= What the task requires =
Look for "Stop" in each line of the records, and copy the lines that have it.
[Dataset content]
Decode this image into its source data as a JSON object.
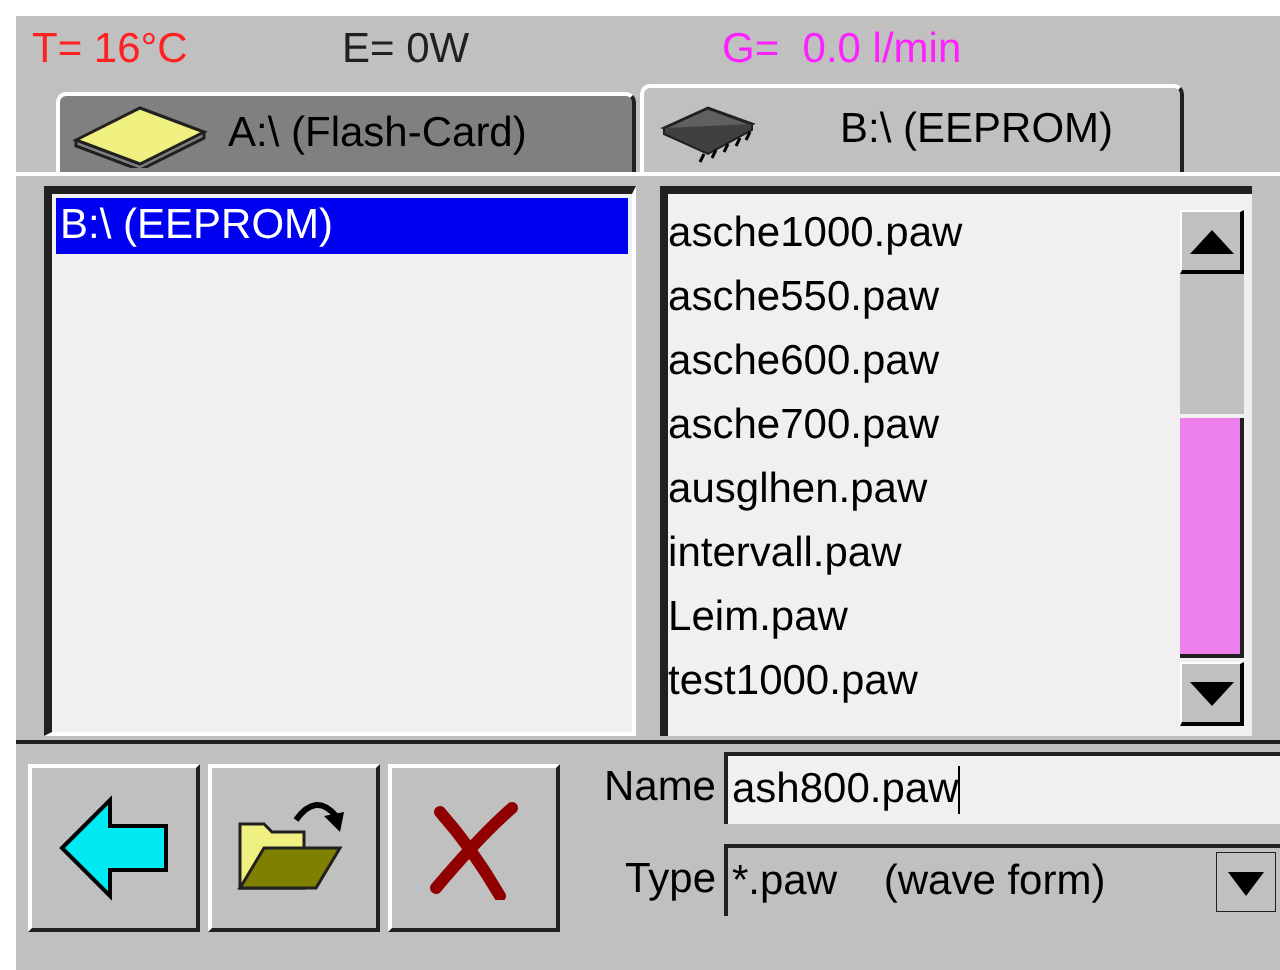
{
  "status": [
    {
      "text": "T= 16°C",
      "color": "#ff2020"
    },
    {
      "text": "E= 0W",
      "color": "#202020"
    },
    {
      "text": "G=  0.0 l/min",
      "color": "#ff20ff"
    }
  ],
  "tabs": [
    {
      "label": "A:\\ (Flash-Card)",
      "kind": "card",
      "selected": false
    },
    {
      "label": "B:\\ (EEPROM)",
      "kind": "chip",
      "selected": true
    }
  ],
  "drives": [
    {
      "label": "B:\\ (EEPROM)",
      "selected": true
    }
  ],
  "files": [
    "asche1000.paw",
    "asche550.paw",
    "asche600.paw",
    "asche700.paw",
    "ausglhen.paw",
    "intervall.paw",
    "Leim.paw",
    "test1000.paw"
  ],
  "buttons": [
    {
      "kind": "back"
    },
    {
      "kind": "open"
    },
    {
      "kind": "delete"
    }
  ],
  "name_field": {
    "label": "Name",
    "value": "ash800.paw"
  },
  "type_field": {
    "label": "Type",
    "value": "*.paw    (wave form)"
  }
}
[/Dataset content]
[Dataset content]
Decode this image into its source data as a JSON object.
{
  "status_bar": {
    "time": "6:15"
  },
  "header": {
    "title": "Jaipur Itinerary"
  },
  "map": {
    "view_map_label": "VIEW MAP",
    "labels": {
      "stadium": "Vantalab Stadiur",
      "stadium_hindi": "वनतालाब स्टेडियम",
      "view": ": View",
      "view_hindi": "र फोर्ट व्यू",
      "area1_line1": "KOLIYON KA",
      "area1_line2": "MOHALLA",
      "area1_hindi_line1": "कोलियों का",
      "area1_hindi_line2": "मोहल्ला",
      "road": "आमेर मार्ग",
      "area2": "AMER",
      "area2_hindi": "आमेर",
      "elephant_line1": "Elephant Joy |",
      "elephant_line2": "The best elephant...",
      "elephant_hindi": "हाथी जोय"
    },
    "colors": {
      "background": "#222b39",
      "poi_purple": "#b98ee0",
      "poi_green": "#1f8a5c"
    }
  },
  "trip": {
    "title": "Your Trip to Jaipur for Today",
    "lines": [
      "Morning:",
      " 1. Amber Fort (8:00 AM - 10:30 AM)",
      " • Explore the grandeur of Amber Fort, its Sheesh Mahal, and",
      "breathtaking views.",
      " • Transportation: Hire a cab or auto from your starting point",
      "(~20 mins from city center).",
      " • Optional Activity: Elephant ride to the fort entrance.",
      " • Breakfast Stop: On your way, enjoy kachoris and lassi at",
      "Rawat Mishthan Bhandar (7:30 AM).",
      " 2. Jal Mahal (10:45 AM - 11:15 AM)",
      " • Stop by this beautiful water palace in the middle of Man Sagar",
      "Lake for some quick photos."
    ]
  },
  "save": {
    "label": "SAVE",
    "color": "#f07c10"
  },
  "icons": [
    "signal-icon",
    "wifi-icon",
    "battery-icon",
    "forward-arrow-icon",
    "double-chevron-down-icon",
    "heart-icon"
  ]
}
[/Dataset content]
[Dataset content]
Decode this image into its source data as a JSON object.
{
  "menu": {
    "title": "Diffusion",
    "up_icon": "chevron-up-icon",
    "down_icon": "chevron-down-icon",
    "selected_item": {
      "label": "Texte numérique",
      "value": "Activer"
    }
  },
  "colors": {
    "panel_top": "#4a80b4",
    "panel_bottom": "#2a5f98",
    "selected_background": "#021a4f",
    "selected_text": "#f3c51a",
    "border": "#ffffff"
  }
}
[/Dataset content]
= Solution to the exercise =
      " • Breakfast Stop: On your way, enjoy kachoris and lassi at",
      " • Stop by this beautiful water palace in the middle of Man Sagar",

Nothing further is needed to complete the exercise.